According to Nev. Rev. Stat. Ann. § 233B.060, before adopting, amending or repealing a regulation, an agency should give at least 30 days’ notice of its intended action.  Nev. Rev. Stat. Ann. § 233B.061 states that an agency should afford all interested persons reasonable opportunity to submit data, views or arguments upon a proposed regulation, orally or in writing.  Nev. Rev. Stat. Ann. § 233B.062 directs the Attorney General to develop guidelines for drafting regulations.

According to Nev. Rev. Stat. Ann. § 233B.063, an agency should deliver to the legislative counsel a copy of the proposed regulation at least thirty days before the time of giving notice of its intention to adopt, amend or repeal a permanent regulation.  Nev. Rev. Stat. Ann. § 233B.064 provides that an agency should adopt, amend or repeal a permanent regulation only if it has received from the legislative counsel the approved or revised text of the regulation.

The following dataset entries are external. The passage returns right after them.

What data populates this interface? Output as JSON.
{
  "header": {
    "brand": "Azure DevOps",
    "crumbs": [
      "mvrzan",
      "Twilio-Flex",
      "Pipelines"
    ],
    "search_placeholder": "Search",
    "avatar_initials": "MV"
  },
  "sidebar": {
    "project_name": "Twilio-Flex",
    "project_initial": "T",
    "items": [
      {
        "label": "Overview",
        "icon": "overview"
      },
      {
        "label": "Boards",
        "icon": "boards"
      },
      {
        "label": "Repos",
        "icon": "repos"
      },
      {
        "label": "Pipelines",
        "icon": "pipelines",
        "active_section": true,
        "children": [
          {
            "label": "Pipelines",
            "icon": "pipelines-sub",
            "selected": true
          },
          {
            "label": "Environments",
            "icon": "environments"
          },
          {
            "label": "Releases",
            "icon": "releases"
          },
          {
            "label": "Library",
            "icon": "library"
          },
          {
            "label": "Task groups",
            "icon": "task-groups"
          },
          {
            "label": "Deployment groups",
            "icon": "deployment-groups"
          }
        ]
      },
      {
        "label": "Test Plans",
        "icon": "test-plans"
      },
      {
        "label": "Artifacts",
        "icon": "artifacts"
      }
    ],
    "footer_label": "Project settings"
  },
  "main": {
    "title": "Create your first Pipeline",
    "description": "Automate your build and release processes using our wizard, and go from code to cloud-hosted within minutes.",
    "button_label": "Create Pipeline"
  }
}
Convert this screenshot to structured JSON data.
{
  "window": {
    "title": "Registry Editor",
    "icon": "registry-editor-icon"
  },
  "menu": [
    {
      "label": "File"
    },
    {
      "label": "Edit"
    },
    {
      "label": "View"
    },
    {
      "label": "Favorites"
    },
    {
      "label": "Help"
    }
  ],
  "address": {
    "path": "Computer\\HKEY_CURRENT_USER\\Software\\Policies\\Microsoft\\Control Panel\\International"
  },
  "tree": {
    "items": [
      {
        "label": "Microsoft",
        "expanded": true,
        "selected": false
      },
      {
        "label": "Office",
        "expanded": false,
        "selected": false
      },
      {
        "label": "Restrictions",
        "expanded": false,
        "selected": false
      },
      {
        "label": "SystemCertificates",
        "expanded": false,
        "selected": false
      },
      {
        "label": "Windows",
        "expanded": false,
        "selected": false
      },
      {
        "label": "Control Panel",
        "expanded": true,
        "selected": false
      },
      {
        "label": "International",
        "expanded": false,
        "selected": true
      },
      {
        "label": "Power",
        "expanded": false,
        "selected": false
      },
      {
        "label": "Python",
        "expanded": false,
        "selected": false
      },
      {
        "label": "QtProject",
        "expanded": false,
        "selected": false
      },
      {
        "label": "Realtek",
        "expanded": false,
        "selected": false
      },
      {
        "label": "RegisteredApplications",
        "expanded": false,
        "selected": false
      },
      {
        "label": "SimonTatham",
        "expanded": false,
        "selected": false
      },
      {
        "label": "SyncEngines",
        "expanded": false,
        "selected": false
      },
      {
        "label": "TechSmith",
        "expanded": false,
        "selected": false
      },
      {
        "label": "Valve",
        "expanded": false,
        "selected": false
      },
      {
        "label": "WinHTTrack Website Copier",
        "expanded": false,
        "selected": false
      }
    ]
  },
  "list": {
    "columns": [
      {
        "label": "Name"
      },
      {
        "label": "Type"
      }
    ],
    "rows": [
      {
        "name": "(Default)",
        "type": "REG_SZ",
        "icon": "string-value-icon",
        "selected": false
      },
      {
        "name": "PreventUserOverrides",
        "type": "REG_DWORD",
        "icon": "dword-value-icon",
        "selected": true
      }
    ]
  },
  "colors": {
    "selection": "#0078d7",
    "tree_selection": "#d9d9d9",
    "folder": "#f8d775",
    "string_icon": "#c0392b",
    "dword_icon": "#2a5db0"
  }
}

Nev. Rev. Stat. Ann. § 233B.0613 provides that if an agency finds that an emergency exists, it should submit to Governor a written statement of the emergency.  The emergency regulation may be adopted on Governor’s endorsement and becomes effective on filing in the office of the Secretary of State.  A regulation so adopted is effective for a period of 120 days.

According to Nev. Rev. Stat. Ann. § 233B.067, after adopting a permanent regulation, an agency should submit an informational statement and one copy of each regulation adopted, to the legislative counsel for review by the legislative commission.  The legislative commission determines whether the regulation conforms to the statutory authority pursuant to which it was adopted and whether the regulation carries out the intent of the legislature in granting that authority.

As per Nev. Rev. Stat. Ann. § 233B.070, a regulation becomes effective, when the original of the final draft or revision of a regulation is filed with the Secretary of State.  Nev. Rev. Stat. Ann. § 233B.066 provides that each adopted regulation which is submitted to the legislative counsel or filed with the Secretary of State should be accompanied by a statement concerning the regulation.

According to Nev. Rev. Stat. Ann. § 233B.100, any interested person may petition an agency requesting the adoption, filing, amendment or repeal of any regulation.

Nev. Rev. Stat. Ann. § 233B.121 provides that in a contested case, an agency should give all parties an opportunity for hearing after reasonable notice in writing.  Opportunity should also be given to all parties to respond and present evidence and argument on all issues involved.  A party is entitled to be represented by counsel in a contested case.  Further, informal disposition may be made in any contested case by stipulation, agreed settlement, consent order or default.  According to Nev. Rev. Stat. Ann. § 233B.123, irrelevant, immaterial or unduly repetitious evidence should be excluded in a contested case.

According to Nev. Rev. Stat. Ann. § 233B.124, if majority of officials of agency who are to render the final decision in a contested case has not heard the case or read the record, the decision should not be made until a proposal for decision is served upon the parties.  An opportunity should also be given to each party adversely affected to file exceptions and present briefs and oral argument to the officials who are to render the decision.

Nev. Rev. Stat. Ann. § 233B.130 provides that any party who is aggrieved by a final decision in a contested case is entitled to judicial review of the decision.  However, if appeal is provided within an agency, only the decision at the highest level is reviewable.  Petitions for judicial review should be instituted within thirty days, by filing a petition in the district court in and for Carson city or in and for the county in which the aggrieved party resides or in and for the county where the agency proceeding occurred.

According to Nev. Rev. Stat. Ann. § 233B.150, a review of any final judgment of the district court may be obtained by appeal to the Supreme Court.


Inside Administrative Procedure Act – Nevada